*** Opening Supplied records ***

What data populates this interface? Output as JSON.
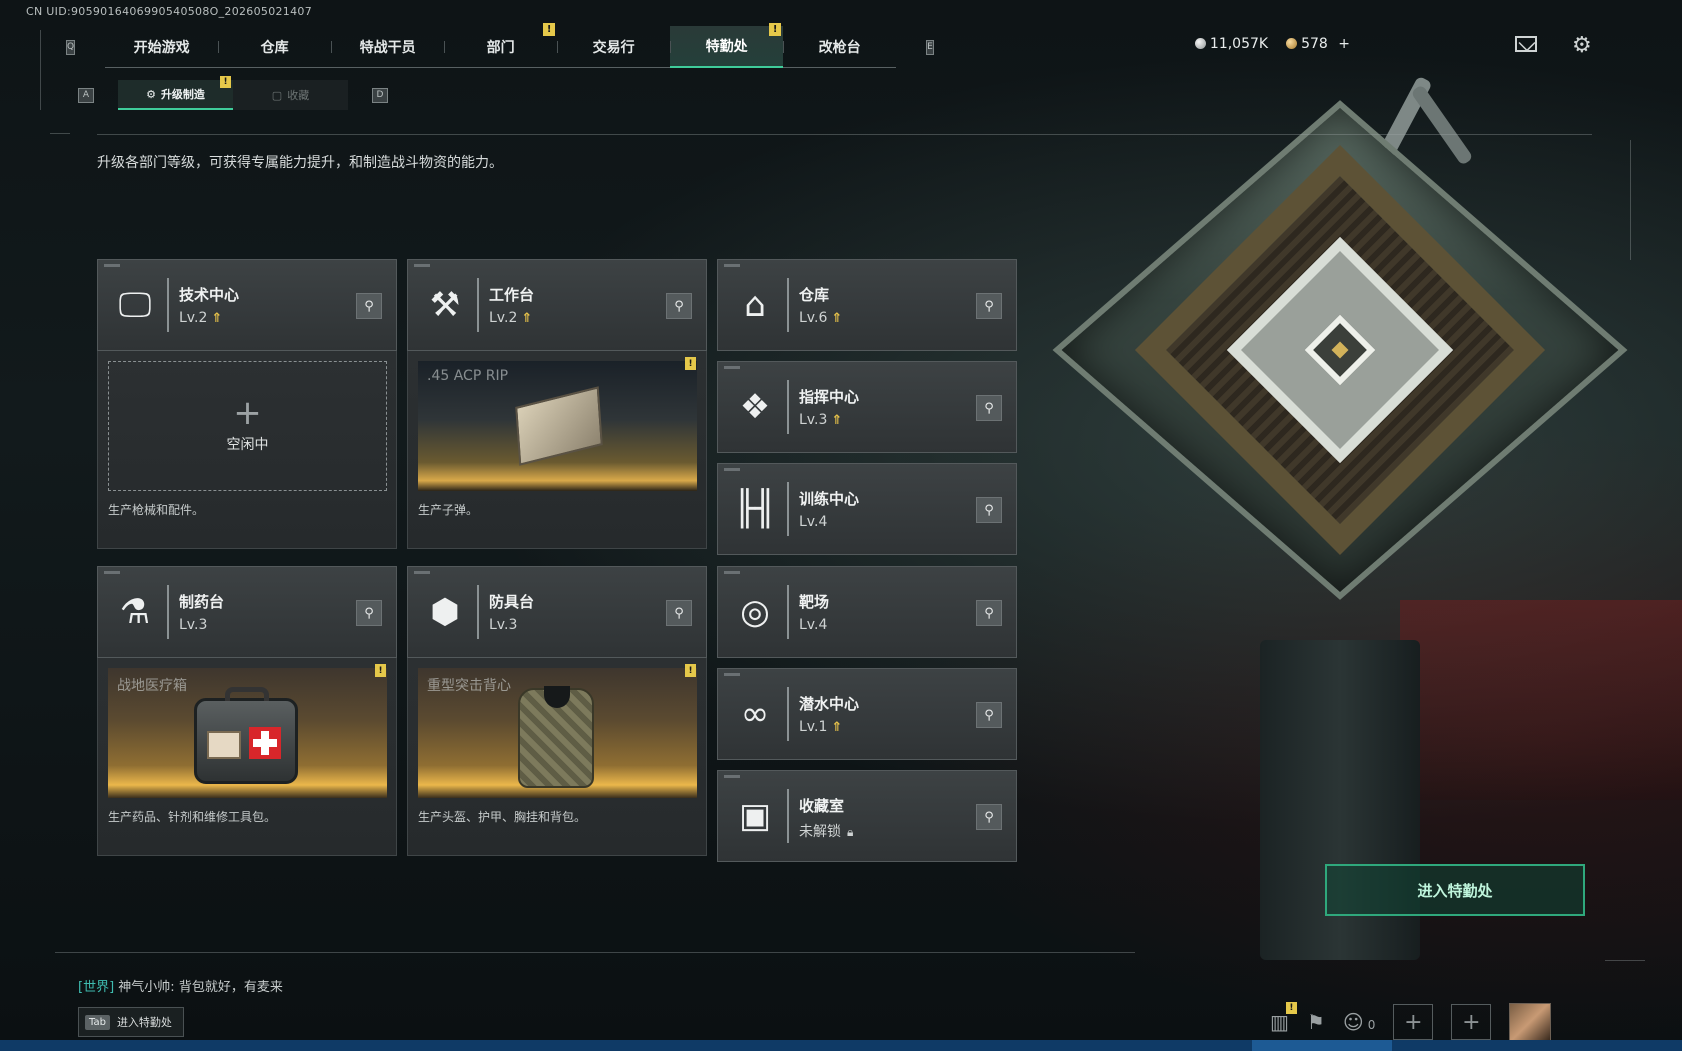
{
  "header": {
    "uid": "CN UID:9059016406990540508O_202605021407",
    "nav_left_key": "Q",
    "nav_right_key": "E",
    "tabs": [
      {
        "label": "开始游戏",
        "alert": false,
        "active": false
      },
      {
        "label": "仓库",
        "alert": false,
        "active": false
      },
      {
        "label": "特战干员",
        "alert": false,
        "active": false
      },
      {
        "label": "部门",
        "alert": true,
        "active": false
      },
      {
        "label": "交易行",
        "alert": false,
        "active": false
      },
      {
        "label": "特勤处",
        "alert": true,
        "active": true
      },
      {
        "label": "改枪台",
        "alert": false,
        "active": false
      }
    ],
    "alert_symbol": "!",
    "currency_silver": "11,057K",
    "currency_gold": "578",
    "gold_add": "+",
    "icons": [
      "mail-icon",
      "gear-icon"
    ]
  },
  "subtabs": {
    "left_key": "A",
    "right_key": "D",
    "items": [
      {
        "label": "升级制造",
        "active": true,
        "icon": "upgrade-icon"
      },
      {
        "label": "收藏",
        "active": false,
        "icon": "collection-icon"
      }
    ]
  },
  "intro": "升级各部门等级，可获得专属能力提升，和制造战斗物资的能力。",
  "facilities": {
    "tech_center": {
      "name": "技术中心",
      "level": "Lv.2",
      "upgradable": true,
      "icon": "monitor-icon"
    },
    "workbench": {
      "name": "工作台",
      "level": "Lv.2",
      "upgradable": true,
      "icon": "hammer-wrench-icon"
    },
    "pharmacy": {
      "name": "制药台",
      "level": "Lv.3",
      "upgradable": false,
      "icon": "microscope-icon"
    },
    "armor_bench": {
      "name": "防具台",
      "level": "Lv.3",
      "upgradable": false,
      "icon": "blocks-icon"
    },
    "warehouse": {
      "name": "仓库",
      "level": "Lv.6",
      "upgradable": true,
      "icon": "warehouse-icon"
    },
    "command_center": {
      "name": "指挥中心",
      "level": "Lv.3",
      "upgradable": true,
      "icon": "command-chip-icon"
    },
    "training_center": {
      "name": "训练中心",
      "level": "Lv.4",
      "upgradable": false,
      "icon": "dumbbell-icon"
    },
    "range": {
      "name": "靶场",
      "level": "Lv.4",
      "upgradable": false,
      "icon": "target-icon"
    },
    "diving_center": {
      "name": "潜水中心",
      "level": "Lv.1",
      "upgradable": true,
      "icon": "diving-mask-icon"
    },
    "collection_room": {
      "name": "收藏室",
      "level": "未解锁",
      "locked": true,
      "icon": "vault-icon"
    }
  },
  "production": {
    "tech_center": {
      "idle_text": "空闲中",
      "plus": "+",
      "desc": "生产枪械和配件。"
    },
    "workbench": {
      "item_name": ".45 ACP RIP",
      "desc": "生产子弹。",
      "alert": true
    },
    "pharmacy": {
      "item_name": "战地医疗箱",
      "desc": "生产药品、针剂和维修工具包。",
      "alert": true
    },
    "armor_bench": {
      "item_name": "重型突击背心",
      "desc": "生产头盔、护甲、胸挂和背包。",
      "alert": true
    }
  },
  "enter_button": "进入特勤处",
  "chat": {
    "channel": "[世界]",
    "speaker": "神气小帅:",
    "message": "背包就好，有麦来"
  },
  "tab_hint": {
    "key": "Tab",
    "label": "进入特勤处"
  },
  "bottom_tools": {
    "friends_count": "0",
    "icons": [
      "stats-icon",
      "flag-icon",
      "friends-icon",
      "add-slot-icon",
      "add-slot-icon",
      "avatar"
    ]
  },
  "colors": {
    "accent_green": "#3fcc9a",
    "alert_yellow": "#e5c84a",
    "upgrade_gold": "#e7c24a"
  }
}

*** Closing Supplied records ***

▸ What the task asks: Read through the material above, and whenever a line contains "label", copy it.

▸ Written answer:
        "label": "开始游戏",
        "label": "仓库",
        "label": "特战干员",
        "label": "部门",
        "label": "交易行",
        "label": "特勤处",
        "label": "改枪台",
        "label": "升级制造",
        "label": "收藏",
    "label": "进入特勤处"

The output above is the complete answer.